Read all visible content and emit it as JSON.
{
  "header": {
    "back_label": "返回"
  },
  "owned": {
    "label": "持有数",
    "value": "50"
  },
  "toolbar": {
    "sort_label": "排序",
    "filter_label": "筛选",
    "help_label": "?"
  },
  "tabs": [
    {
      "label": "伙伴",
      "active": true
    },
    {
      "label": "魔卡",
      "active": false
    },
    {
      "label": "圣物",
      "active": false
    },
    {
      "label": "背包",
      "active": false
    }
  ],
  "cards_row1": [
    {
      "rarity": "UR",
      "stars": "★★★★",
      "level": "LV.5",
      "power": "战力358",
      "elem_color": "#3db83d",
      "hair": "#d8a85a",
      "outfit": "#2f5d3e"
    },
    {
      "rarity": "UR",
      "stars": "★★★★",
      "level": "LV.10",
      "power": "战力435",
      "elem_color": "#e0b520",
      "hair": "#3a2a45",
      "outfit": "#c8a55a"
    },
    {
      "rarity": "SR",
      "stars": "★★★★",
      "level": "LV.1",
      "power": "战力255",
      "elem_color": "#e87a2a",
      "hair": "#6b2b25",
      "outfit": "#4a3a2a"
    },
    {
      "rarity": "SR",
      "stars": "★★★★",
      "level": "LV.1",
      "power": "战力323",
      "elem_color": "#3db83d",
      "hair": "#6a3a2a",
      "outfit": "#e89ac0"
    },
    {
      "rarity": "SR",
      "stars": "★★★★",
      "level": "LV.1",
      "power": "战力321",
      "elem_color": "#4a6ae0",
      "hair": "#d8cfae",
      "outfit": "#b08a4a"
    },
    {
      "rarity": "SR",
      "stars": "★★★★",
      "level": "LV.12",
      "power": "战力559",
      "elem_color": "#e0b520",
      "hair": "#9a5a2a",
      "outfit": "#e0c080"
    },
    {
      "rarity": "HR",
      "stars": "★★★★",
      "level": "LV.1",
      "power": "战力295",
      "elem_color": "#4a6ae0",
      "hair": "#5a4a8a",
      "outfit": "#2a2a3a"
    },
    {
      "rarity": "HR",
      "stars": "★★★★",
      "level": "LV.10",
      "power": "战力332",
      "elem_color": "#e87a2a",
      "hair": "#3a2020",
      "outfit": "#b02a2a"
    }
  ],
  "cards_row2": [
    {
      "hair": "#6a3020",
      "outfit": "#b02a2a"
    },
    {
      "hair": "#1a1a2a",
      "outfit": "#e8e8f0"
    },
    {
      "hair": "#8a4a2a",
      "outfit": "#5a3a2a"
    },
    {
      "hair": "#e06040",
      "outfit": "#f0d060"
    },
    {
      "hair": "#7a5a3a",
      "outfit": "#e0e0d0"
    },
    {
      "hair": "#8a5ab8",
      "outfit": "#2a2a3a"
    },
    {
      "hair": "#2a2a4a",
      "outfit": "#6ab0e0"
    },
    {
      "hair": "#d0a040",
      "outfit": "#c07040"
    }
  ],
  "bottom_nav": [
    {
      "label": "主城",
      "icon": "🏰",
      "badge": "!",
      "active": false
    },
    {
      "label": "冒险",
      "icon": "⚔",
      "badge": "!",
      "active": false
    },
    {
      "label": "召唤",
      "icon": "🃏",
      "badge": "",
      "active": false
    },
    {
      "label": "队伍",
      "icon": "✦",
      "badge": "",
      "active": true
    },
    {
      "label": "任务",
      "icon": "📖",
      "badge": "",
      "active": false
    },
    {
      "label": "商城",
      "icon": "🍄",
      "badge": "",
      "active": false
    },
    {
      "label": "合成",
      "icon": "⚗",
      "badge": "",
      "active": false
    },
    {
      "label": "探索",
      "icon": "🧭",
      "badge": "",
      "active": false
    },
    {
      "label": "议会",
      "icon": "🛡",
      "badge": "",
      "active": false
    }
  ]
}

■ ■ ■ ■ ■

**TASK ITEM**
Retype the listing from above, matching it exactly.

**WORKED SOLUTION**
Read all visible content and emit it as JSON.
{
  "header": {
    "back_label": "返回"
  },
  "owned": {
    "label": "持有数",
    "value": "50"
  },
  "toolbar": {
    "sort_label": "排序",
    "filter_label": "筛选",
    "help_label": "?"
  },
  "tabs": [
    {
      "label": "伙伴",
      "active": true
    },
    {
      "label": "魔卡",
      "active": false
    },
    {
      "label": "圣物",
      "active": false
    },
    {
      "label": "背包",
      "active": false
    }
  ],
  "cards_row1": [
    {
      "rarity": "UR",
      "stars": "★★★★",
      "level": "LV.5",
      "power": "战力358",
      "elem_color": "#3db83d",
      "hair": "#d8a85a",
      "outfit": "#2f5d3e"
    },
    {
      "rarity": "UR",
      "stars": "★★★★",
      "level": "LV.10",
      "power": "战力435",
      "elem_color": "#e0b520",
      "hair": "#3a2a45",
      "outfit": "#c8a55a"
    },
    {
      "rarity": "SR",
      "stars": "★★★★",
      "level": "LV.1",
      "power": "战力255",
      "elem_color": "#e87a2a",
      "hair": "#6b2b25",
      "outfit": "#4a3a2a"
    },
    {
      "rarity": "SR",
      "stars": "★★★★",
      "level": "LV.1",
      "power": "战力323",
      "elem_color": "#3db83d",
      "hair": "#6a3a2a",
      "outfit": "#e89ac0"
    },
    {
      "rarity": "SR",
      "stars": "★★★★",
      "level": "LV.1",
      "power": "战力321",
      "elem_color": "#4a6ae0",
      "hair": "#d8cfae",
      "outfit": "#b08a4a"
    },
    {
      "rarity": "SR",
      "stars": "★★★★",
      "level": "LV.12",
      "power": "战力559",
      "elem_color": "#e0b520",
      "hair": "#9a5a2a",
      "outfit": "#e0c080"
    },
    {
      "rarity": "HR",
      "stars": "★★★★",
      "level": "LV.1",
      "power": "战力295",
      "elem_color": "#4a6ae0",
      "hair": "#5a4a8a",
      "outfit": "#2a2a3a"
    },
    {
      "rarity": "HR",
      "stars": "★★★★",
      "level": "LV.10",
      "power": "战力332",
      "elem_color": "#e87a2a",
      "hair": "#3a2020",
      "outfit": "#b02a2a"
    }
  ],
  "cards_row2": [
    {
      "hair": "#6a3020",
      "outfit": "#b02a2a"
    },
    {
      "hair": "#1a1a2a",
      "outfit": "#e8e8f0"
    },
    {
      "hair": "#8a4a2a",
      "outfit": "#5a3a2a"
    },
    {
      "hair": "#e06040",
      "outfit": "#f0d060"
    },
    {
      "hair": "#7a5a3a",
      "outfit": "#e0e0d0"
    },
    {
      "hair": "#8a5ab8",
      "outfit": "#2a2a3a"
    },
    {
      "hair": "#2a2a4a",
      "outfit": "#6ab0e0"
    },
    {
      "hair": "#d0a040",
      "outfit": "#c07040"
    }
  ],
  "bottom_nav": [
    {
      "label": "主城",
      "icon": "🏰",
      "badge": "!",
      "active": false
    },
    {
      "label": "冒险",
      "icon": "⚔",
      "badge": "!",
      "active": false
    },
    {
      "label": "召唤",
      "icon": "🃏",
      "badge": "",
      "active": false
    },
    {
      "label": "队伍",
      "icon": "✦",
      "badge": "",
      "active": true
    },
    {
      "label": "任务",
      "icon": "📖",
      "badge": "",
      "active": false
    },
    {
      "label": "商城",
      "icon": "🍄",
      "badge": "",
      "active": false
    },
    {
      "label": "合成",
      "icon": "⚗",
      "badge": "",
      "active": false
    },
    {
      "label": "探索",
      "icon": "🧭",
      "badge": "",
      "active": false
    },
    {
      "label": "议会",
      "icon": "🛡",
      "badge": "",
      "active": false
    }
  ]
}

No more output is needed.